### TASK OBJECTIVE
Bring together all lines from the listing below that contain the string "region".

### RECORDS SUPPLIED
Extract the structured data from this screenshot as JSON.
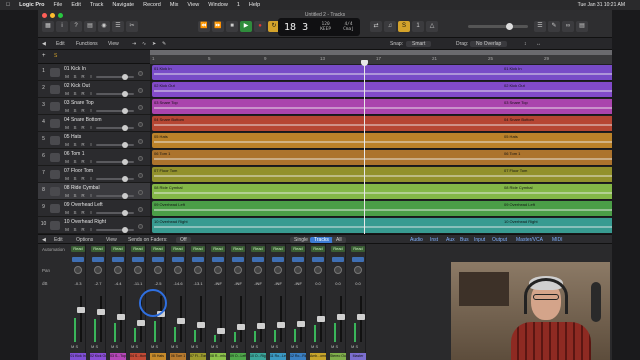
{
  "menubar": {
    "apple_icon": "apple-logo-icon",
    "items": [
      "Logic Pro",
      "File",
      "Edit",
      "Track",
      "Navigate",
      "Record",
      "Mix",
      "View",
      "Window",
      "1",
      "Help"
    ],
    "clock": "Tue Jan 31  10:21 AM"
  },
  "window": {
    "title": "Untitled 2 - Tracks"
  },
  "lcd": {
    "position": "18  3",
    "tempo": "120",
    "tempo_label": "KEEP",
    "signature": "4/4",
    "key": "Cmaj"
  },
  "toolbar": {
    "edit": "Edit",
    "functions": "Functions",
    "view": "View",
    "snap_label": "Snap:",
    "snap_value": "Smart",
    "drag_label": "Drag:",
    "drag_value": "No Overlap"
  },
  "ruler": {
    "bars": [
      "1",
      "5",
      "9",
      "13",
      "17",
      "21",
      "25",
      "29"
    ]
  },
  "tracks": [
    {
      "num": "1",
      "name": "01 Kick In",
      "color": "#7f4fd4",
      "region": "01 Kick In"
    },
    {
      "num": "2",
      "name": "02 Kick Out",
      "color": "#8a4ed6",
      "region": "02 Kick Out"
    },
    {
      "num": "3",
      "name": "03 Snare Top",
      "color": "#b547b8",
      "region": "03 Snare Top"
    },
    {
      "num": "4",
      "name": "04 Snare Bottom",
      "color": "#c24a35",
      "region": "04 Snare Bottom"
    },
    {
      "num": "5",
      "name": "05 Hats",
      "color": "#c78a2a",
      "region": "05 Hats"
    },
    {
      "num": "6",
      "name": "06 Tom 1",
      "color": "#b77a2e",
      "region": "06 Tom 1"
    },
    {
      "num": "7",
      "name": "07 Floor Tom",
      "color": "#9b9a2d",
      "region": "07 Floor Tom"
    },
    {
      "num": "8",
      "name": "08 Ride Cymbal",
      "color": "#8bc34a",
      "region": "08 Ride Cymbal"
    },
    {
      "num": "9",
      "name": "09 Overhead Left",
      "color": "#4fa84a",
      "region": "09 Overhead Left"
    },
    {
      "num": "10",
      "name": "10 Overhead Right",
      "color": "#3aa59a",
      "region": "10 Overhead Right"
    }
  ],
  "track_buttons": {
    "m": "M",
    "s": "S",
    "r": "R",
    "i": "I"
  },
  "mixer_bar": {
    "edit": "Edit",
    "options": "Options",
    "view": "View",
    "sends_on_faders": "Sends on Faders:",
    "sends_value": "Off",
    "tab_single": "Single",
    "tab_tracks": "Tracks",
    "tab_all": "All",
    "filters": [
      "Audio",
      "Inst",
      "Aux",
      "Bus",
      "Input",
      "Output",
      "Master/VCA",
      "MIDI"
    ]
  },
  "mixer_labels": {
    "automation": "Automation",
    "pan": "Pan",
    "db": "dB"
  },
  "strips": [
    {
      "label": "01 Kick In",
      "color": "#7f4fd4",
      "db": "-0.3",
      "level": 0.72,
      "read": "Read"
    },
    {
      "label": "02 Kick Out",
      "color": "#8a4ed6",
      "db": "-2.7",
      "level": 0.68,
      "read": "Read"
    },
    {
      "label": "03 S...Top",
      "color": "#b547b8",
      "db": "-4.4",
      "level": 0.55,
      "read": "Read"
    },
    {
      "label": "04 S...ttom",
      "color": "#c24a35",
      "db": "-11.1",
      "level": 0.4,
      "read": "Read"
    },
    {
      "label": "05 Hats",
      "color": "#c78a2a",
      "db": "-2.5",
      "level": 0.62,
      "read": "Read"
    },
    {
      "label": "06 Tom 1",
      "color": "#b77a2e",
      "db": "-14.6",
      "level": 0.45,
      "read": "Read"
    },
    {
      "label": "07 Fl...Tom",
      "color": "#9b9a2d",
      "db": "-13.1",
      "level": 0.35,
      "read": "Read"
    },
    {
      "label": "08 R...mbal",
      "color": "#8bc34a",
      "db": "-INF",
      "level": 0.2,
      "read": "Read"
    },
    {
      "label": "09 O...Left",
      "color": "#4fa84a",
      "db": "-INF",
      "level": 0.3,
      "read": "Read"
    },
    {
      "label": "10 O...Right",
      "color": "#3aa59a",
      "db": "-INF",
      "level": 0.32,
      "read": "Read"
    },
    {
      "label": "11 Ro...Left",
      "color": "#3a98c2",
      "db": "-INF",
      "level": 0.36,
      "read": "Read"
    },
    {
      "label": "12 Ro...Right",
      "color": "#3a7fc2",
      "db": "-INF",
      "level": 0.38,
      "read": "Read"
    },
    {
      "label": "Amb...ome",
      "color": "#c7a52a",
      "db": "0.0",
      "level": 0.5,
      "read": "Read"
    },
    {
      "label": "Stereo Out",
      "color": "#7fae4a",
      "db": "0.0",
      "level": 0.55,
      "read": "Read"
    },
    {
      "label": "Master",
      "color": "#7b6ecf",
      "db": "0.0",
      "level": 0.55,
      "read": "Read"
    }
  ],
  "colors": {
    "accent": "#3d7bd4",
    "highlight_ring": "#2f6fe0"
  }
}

### ANSWER TO THIS EXERCISE
      "region": "01 Kick In"
      "region": "02 Kick Out"
      "region": "03 Snare Top"
      "region": "04 Snare Bottom"
      "region": "05 Hats"
      "region": "06 Tom 1"
      "region": "07 Floor Tom"
      "region": "08 Ride Cymbal"
      "region": "09 Overhead Left"
      "region": "10 Overhead Right"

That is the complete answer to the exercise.